      Benton Foundation – Andrew Jay Schwartzman, June 21, 2017: “On June 19, 2017, the Supreme Court of the United States used an unlikely vehicle to expand the scope of First Amendment protection for Internet users. In Peckingham v. North Carolina, speaking for five members of the Court, Justice Anthony Kennedy started with the general principle that the Court has always recognized the “fundamental principle of the First Amendment … that all persons have access to places where they can speak and listen, and then, after reflection, speak and listen once more.” Then, using soaring language that will surely be widely quoted in future cases, he said While in the past there may have been difficulty in identifying the most important places (in a spatial sense) for the exchange of views, today the answer is clear. It is cyberspace–the “vast democratic forums of the Internet” in general, and social media in particular. (citation omitted) The case arose as a challenge to a North Carolina statute that prohibits registered sex offenders from accessing social media sites. In 2002, Lester Peckingham, who was 21 years years-old at the time, pleaded guilty to taking indecent liberties with a 13 year-old girl. He received a suspended jail sentence and completed a term of probation. Eight years later, Peckingham was convicted of violating the social media statute after a police officer saw Peckingham’s Facebook post joyfully announcing dismissal of a speeding ticket Man God is Good! How about I got so much favor they dismissed the ticket before court even started? No fine, no court cost, no nothing spent. . . . . . Praise be to GOD, WOW! Thanks JESUS! The Court unanimously found North Carolina’s law to be unconstitutional. This is the second important Supreme Court opinion addressing the role of the Internet in American life. The first, Reno v. ACLU, was issued in 1997, during the Internet’s dial-up era. Its depiction of the Internet as a medium deserving the same high degree of First Amendment protection as traditional print media played an essential role in the legal framework for the Internet’s evolution over the last two decades.”
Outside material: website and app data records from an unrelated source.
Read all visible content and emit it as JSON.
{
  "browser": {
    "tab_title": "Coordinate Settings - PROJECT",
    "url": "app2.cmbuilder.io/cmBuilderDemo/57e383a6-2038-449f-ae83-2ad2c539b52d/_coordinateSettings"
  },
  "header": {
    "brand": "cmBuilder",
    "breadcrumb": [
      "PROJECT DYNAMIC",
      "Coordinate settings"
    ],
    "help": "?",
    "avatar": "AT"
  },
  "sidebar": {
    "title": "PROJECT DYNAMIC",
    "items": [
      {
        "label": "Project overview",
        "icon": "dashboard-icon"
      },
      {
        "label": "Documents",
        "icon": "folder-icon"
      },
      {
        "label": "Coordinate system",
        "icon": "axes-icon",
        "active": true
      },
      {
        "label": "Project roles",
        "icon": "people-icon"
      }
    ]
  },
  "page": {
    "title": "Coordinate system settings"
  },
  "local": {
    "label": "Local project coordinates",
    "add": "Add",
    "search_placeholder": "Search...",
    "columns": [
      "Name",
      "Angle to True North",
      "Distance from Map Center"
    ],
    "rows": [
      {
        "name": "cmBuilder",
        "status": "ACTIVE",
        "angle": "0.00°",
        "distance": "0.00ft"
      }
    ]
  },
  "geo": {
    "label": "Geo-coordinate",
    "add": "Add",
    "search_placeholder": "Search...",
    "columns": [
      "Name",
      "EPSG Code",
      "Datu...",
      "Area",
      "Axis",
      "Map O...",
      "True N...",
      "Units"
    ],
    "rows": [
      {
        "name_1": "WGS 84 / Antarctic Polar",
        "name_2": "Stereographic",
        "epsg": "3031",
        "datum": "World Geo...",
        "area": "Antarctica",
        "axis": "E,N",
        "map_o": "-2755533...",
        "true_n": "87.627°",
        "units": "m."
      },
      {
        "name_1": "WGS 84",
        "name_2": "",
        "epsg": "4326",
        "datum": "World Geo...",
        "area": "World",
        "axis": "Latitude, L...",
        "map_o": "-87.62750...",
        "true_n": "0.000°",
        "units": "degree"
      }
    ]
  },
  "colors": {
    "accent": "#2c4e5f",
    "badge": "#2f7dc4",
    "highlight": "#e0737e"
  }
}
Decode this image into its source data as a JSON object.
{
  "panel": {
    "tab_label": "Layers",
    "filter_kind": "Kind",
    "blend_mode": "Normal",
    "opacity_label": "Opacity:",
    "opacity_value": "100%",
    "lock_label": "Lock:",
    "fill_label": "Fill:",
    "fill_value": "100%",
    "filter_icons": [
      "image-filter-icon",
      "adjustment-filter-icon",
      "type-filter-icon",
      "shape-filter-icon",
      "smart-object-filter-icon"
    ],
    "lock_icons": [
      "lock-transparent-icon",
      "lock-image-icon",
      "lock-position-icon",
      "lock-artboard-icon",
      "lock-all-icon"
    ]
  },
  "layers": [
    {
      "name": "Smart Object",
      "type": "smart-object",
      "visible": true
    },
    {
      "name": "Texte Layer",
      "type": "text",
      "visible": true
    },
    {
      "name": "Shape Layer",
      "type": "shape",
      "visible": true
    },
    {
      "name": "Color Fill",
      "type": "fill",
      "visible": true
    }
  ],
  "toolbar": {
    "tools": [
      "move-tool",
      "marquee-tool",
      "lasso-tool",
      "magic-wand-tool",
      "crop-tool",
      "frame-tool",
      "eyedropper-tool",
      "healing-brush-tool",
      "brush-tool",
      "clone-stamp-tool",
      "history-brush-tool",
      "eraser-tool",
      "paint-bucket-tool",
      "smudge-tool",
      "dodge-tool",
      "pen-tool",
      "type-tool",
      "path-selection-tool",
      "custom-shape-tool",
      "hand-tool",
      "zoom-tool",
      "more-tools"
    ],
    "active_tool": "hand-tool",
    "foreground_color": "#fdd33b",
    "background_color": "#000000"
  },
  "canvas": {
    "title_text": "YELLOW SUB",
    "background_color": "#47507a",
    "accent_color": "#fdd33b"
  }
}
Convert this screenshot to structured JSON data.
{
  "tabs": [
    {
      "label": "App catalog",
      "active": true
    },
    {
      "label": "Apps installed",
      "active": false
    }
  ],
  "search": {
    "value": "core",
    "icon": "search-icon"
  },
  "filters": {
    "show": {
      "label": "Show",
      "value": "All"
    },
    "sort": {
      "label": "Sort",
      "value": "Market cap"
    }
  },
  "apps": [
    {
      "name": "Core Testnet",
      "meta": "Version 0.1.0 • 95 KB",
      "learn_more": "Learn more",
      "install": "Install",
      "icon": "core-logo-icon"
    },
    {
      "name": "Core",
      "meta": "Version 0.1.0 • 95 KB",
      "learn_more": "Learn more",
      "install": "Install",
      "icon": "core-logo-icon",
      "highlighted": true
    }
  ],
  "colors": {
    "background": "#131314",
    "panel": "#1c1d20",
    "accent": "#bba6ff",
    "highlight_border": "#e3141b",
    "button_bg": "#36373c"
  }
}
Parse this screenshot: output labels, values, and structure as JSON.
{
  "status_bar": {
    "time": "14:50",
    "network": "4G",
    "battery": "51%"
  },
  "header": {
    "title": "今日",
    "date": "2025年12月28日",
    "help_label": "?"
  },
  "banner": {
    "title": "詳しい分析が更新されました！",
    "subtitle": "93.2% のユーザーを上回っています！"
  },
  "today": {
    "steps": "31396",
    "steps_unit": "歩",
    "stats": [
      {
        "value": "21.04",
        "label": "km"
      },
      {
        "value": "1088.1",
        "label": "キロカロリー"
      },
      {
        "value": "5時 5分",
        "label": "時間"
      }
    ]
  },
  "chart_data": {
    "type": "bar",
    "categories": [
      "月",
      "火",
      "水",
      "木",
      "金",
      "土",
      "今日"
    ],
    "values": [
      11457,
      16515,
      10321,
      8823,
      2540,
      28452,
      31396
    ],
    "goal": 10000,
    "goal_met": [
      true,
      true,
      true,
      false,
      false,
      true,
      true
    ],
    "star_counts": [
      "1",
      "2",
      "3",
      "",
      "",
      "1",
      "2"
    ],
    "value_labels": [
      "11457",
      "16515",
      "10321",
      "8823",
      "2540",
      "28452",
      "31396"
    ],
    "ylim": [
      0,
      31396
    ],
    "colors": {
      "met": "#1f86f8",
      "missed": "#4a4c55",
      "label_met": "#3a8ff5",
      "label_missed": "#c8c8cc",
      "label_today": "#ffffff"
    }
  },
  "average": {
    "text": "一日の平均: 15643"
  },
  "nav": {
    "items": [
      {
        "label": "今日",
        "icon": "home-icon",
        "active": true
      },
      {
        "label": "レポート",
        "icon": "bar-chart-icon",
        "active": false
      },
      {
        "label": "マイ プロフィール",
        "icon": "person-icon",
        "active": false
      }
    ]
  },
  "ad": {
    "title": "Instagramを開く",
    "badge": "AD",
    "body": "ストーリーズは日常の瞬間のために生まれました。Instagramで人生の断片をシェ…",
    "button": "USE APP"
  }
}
      Caroline Scott’s article – “Data released by official agencies and government bodies provides transparency and insight, and can often highlight trends or anomalies that are in the public interest. However, some of these datasets are often difficult to access, while in other instances it is not clear whether they even exist, making it harder for journalists to find stories and collect information to provide the bigger picture. Enigma Public, a free tool built by data management and intelligence company Enigma, launched yesterday (20 June) with the aim of helping users find the data they need and learn how to improve their use of information. The 100,000 datasets from over 100 countries bring together information from international organisations and federal governments, and local and state governments in the USA, spanning subjects like building permits and fire inspection data, to things such as the contents of shipping containers, and financial contributions to political campaigns. Users get a description of the datasets, along with key use cases and related information

      “We wanted to provide an interface that enabled that information to be searched, discovered, and related,” said Marc DaCosta, Enigma’s chairman and co-founder. “All the data in Engima Public will be updated regularly, from online and offline sources, and is really a work in progress to grow and keep adding to it.”

      The site can be used in two main ways: to search for a specific topic, company or person and see the datasets related, or to browse through the collection and see what stands out to you individually. There are curated collections of datasets to help journalists, such as energy, health and sanctions, or they can simply work through the categorised public collections of data to find what they are looking for, and bookmark the sets they want to come back to later. Datasets can be filtered by keyword to help reporters find what they are looking for within the bulk of information, and they can be exported to save to a user’s computer…”